> _TO DO_: Would you repeat the entries beneath, with nothing changed?

Dataset rows describing interfaces
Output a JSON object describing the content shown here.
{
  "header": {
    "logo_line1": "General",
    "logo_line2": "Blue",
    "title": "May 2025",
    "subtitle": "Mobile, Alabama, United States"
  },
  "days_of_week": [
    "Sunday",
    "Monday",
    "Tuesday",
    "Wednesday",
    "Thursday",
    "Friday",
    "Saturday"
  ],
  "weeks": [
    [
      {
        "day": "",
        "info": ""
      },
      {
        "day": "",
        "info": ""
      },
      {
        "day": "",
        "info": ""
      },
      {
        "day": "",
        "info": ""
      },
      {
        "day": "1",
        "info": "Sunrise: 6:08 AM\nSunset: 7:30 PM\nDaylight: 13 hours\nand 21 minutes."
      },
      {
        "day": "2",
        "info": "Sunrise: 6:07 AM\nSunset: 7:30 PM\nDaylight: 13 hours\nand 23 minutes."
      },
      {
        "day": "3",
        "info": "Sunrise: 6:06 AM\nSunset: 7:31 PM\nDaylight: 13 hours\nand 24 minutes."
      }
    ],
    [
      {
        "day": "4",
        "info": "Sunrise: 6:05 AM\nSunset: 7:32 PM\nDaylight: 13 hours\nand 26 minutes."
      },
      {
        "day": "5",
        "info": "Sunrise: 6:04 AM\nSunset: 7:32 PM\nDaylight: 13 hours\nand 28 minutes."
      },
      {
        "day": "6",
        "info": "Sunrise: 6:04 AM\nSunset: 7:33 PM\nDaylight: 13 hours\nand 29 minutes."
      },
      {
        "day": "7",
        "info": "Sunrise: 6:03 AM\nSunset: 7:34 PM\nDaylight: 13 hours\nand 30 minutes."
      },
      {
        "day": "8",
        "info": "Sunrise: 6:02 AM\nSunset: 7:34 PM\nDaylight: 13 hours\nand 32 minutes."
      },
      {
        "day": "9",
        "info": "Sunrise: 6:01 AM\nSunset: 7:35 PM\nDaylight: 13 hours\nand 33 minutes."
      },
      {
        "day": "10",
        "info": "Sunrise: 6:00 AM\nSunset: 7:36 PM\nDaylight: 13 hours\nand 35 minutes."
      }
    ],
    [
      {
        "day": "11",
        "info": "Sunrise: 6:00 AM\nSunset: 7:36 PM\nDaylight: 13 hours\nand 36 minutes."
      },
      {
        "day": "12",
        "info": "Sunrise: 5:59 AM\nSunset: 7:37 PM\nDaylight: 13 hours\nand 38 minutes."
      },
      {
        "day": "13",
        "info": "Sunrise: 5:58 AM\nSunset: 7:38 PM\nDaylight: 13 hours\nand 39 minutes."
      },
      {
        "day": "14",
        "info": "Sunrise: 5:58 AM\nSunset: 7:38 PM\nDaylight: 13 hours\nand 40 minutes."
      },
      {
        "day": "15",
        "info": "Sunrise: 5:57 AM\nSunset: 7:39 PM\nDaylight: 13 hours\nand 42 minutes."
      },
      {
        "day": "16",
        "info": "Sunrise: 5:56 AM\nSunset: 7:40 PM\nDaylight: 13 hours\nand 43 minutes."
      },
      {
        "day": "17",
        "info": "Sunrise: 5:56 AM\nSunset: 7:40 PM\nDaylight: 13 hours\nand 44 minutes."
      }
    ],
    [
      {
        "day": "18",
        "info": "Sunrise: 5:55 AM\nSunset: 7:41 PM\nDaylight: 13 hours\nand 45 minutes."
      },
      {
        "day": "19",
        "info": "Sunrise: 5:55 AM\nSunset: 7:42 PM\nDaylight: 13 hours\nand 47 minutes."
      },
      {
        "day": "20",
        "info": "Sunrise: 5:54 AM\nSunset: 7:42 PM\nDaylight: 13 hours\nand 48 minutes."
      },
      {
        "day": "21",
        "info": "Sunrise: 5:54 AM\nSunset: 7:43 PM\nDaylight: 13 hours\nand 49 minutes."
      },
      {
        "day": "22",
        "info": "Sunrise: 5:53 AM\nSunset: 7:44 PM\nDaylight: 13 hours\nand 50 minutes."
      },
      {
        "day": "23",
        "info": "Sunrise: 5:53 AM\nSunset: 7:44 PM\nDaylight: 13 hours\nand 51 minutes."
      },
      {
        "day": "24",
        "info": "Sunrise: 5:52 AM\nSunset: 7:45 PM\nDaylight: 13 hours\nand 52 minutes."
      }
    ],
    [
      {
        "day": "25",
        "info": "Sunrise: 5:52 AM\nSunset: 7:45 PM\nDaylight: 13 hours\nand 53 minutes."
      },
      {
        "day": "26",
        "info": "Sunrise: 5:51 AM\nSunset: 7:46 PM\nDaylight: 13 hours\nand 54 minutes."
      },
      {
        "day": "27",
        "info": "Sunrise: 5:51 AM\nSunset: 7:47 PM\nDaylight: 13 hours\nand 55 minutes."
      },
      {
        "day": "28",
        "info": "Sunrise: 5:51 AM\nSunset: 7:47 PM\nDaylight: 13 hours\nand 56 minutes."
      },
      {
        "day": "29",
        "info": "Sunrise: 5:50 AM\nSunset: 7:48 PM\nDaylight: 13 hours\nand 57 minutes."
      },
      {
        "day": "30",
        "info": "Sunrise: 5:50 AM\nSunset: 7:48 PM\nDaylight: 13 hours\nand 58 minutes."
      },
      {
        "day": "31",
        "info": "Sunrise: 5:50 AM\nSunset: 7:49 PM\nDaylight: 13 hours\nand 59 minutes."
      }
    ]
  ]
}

> _ANSWER TO THE EXERCISE_:
Output a JSON object describing the content shown here.
{
  "header": {
    "logo_line1": "General",
    "logo_line2": "Blue",
    "title": "May 2025",
    "subtitle": "Mobile, Alabama, United States"
  },
  "days_of_week": [
    "Sunday",
    "Monday",
    "Tuesday",
    "Wednesday",
    "Thursday",
    "Friday",
    "Saturday"
  ],
  "weeks": [
    [
      {
        "day": "",
        "info": ""
      },
      {
        "day": "",
        "info": ""
      },
      {
        "day": "",
        "info": ""
      },
      {
        "day": "",
        "info": ""
      },
      {
        "day": "1",
        "info": "Sunrise: 6:08 AM\nSunset: 7:30 PM\nDaylight: 13 hours\nand 21 minutes."
      },
      {
        "day": "2",
        "info": "Sunrise: 6:07 AM\nSunset: 7:30 PM\nDaylight: 13 hours\nand 23 minutes."
      },
      {
        "day": "3",
        "info": "Sunrise: 6:06 AM\nSunset: 7:31 PM\nDaylight: 13 hours\nand 24 minutes."
      }
    ],
    [
      {
        "day": "4",
        "info": "Sunrise: 6:05 AM\nSunset: 7:32 PM\nDaylight: 13 hours\nand 26 minutes."
      },
      {
        "day": "5",
        "info": "Sunrise: 6:04 AM\nSunset: 7:32 PM\nDaylight: 13 hours\nand 28 minutes."
      },
      {
        "day": "6",
        "info": "Sunrise: 6:04 AM\nSunset: 7:33 PM\nDaylight: 13 hours\nand 29 minutes."
      },
      {
        "day": "7",
        "info": "Sunrise: 6:03 AM\nSunset: 7:34 PM\nDaylight: 13 hours\nand 30 minutes."
      },
      {
        "day": "8",
        "info": "Sunrise: 6:02 AM\nSunset: 7:34 PM\nDaylight: 13 hours\nand 32 minutes."
      },
      {
        "day": "9",
        "info": "Sunrise: 6:01 AM\nSunset: 7:35 PM\nDaylight: 13 hours\nand 33 minutes."
      },
      {
        "day": "10",
        "info": "Sunrise: 6:00 AM\nSunset: 7:36 PM\nDaylight: 13 hours\nand 35 minutes."
      }
    ],
    [
      {
        "day": "11",
        "info": "Sunrise: 6:00 AM\nSunset: 7:36 PM\nDaylight: 13 hours\nand 36 minutes."
      },
      {
        "day": "12",
        "info": "Sunrise: 5:59 AM\nSunset: 7:37 PM\nDaylight: 13 hours\nand 38 minutes."
      },
      {
        "day": "13",
        "info": "Sunrise: 5:58 AM\nSunset: 7:38 PM\nDaylight: 13 hours\nand 39 minutes."
      },
      {
        "day": "14",
        "info": "Sunrise: 5:58 AM\nSunset: 7:38 PM\nDaylight: 13 hours\nand 40 minutes."
      },
      {
        "day": "15",
        "info": "Sunrise: 5:57 AM\nSunset: 7:39 PM\nDaylight: 13 hours\nand 42 minutes."
      },
      {
        "day": "16",
        "info": "Sunrise: 5:56 AM\nSunset: 7:40 PM\nDaylight: 13 hours\nand 43 minutes."
      },
      {
        "day": "17",
        "info": "Sunrise: 5:56 AM\nSunset: 7:40 PM\nDaylight: 13 hours\nand 44 minutes."
      }
    ],
    [
      {
        "day": "18",
        "info": "Sunrise: 5:55 AM\nSunset: 7:41 PM\nDaylight: 13 hours\nand 45 minutes."
      },
      {
        "day": "19",
        "info": "Sunrise: 5:55 AM\nSunset: 7:42 PM\nDaylight: 13 hours\nand 47 minutes."
      },
      {
        "day": "20",
        "info": "Sunrise: 5:54 AM\nSunset: 7:42 PM\nDaylight: 13 hours\nand 48 minutes."
      },
      {
        "day": "21",
        "info": "Sunrise: 5:54 AM\nSunset: 7:43 PM\nDaylight: 13 hours\nand 49 minutes."
      },
      {
        "day": "22",
        "info": "Sunrise: 5:53 AM\nSunset: 7:44 PM\nDaylight: 13 hours\nand 50 minutes."
      },
      {
        "day": "23",
        "info": "Sunrise: 5:53 AM\nSunset: 7:44 PM\nDaylight: 13 hours\nand 51 minutes."
      },
      {
        "day": "24",
        "info": "Sunrise: 5:52 AM\nSunset: 7:45 PM\nDaylight: 13 hours\nand 52 minutes."
      }
    ],
    [
      {
        "day": "25",
        "info": "Sunrise: 5:52 AM\nSunset: 7:45 PM\nDaylight: 13 hours\nand 53 minutes."
      },
      {
        "day": "26",
        "info": "Sunrise: 5:51 AM\nSunset: 7:46 PM\nDaylight: 13 hours\nand 54 minutes."
      },
      {
        "day": "27",
        "info": "Sunrise: 5:51 AM\nSunset: 7:47 PM\nDaylight: 13 hours\nand 55 minutes."
      },
      {
        "day": "28",
        "info": "Sunrise: 5:51 AM\nSunset: 7:47 PM\nDaylight: 13 hours\nand 56 minutes."
      },
      {
        "day": "29",
        "info": "Sunrise: 5:50 AM\nSunset: 7:48 PM\nDaylight: 13 hours\nand 57 minutes."
      },
      {
        "day": "30",
        "info": "Sunrise: 5:50 AM\nSunset: 7:48 PM\nDaylight: 13 hours\nand 58 minutes."
      },
      {
        "day": "31",
        "info": "Sunrise: 5:50 AM\nSunset: 7:49 PM\nDaylight: 13 hours\nand 59 minutes."
      }
    ]
  ]
}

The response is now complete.